EAST LANSING, Mich. (AP) Tom Izzo put his team through a mentally taxing day after one of the worst losses in Michigan State history, and it paid off with one of the program’s best second halves.
”It was pretty bad, but we needed it,” team leader Denzel Valentine said of Sunday’s film sessions and on-court work after a shocking defeat by Texas Southern. ”Sometimes you need a wakeup call.”
Playing with a scratched cornea, a clear lens and goggles, Valentine scored 18 points and keyed a second-half surge to help pull away from The Citadel 82-56 on Monday night.

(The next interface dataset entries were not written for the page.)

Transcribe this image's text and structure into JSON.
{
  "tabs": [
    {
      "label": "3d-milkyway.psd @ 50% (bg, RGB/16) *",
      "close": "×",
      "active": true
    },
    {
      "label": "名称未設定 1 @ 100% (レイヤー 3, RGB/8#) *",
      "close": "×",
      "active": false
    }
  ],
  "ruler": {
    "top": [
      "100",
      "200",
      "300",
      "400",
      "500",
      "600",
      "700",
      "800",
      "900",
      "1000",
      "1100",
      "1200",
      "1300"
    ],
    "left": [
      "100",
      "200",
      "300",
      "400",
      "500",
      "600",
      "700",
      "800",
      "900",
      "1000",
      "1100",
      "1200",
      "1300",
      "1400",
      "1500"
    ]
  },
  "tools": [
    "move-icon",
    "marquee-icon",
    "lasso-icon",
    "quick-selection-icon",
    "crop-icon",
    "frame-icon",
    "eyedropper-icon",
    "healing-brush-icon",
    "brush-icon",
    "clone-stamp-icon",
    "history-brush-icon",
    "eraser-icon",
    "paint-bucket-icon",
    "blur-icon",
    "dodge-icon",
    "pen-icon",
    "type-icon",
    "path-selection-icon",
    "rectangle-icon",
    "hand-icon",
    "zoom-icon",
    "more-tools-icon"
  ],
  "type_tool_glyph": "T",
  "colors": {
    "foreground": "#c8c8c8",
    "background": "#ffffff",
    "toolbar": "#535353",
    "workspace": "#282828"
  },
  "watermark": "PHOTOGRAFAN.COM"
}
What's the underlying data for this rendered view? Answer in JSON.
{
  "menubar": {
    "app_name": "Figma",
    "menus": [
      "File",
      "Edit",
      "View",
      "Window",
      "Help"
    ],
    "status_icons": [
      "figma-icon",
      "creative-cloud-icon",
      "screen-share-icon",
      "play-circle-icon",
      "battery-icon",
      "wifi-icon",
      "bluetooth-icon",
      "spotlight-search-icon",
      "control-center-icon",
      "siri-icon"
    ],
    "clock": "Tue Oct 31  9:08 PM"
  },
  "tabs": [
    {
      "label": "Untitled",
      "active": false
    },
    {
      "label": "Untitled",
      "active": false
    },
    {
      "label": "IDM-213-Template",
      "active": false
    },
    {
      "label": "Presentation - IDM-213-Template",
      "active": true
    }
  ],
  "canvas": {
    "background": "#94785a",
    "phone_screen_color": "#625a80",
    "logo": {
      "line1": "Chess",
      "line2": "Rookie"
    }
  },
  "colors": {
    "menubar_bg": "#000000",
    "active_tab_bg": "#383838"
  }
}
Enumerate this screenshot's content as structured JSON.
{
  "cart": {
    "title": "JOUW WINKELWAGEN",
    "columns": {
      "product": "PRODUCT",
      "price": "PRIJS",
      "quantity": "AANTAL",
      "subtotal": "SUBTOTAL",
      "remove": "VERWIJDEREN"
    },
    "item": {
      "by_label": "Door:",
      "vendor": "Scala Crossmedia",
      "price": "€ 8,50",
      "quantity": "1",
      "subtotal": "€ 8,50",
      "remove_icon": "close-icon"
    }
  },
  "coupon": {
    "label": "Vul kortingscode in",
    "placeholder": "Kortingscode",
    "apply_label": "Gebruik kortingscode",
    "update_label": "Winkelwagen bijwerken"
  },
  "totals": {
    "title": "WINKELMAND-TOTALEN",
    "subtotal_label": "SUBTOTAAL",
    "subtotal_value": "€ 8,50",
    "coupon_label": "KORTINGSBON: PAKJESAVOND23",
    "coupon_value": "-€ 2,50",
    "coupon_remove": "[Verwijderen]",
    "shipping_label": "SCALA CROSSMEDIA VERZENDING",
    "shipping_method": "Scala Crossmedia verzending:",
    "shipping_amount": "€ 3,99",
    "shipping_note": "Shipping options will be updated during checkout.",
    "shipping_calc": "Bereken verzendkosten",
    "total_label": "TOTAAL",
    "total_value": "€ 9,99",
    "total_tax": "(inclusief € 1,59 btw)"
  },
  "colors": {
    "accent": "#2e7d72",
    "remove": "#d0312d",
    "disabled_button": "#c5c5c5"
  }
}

Matt Costello had 13 points, Marvin Clark Jr. 12 and Gavin Schilling 11 for the balanced Spartans (9-4), who didn’t allow a field goal for 14:13 and had a 37-4 run after trailing by one late in the first half.
Travis Trice contributed 11 of Michigan State’s 23 assists as the winners shot 60.4 percent from the field.
”It has been a weird year already,” Izzo said of an injury-riddled start. ”We hit a perfect storm Saturday. I watched that tape 100 times, and we didn’t play as bad as it looked. We just couldn’t hit any shots.”
P.J. Horgan hit enough to score 19 points and Ashton Moore had 15 for the Bulldogs (4-7).
The Spartans struggled for the first 17 minutes and looked a lot like the team that was stunned by Texas Southern 71-64 in overtime on Saturday.
The last six points of the first half put Michigan State up 32-26 at halftime, and the Spartans added 29 more points before The Citadel’s next basket, a short turnaround jumper by Horgan with 8:48 left.
”They hit the first two 3s of the game that were really well-guarded,” Izzo said. ”I thought, `Here we go again.’ But at the end of the half, we went on a little run. We really pounded that in at the half.”
Valentine had 11 points in the second half and finished 8 for 11 from the field. Costello, Clark and Schilling made 15 of 24 field-goal tries and led the Spartans to a 34-19 rebound advantage.
”That’s a great team we played with a great coach,” Bulldogs coach Chuck Driesell said. ”They’re going to be really good this year. But I was proud of the way we played in the first half.”
The Citadel hit 41.7 percent from the field and outshot Michigan State 38.1 to 36.4 percent from long range. But the Spartans had a 30-3 edge in fast-break points and a 28-11 advantage off the bench.
”We really weren’t that worried in the first half,” Trice said. ”They hit some tough shots.”
Horgan did all he could, going 7 for 10 from the field and leading his team with five rebounds. That wasn’t nearly enough when the track meet began and Michigan State won every race.
The Spartans got 24 points and nine rebounds from Costello and Schilling at the center position, a major area of concern coming into a strange season.
Michigan State is one game below Izzo’s goal with a team he said had endured as much as any group could with injuries to starters Branden Dawson and Bryn Forbes and backups Alvin Ellis III and Javon Bess.
With conference play just eight days away, the question remains whether the Spartans are the team that won the Big Ten tournament and reached the Elite Eight last March or the one that lost to a 1-8 team.
The Citadel: The Bulldogs haven’t beaten a team from a major conference since an 88-87 at South Carolina 26 years ago. But late in the first half, it looked as if that date might be relevant.
Michigan State: After 10 games, the Spartans were leading the nation with 45.6 percent 3-point accuracy. But in the next five halves, they hit just 12 of 48, including 1 for 6 accuracy in the first 20 minutes Monday.
The Citadel hosts Bethune-Cookman on Dec. 30.
Michigan State hosts Maryland on Dec. 30 in the Terrapins’ first Big Ten game.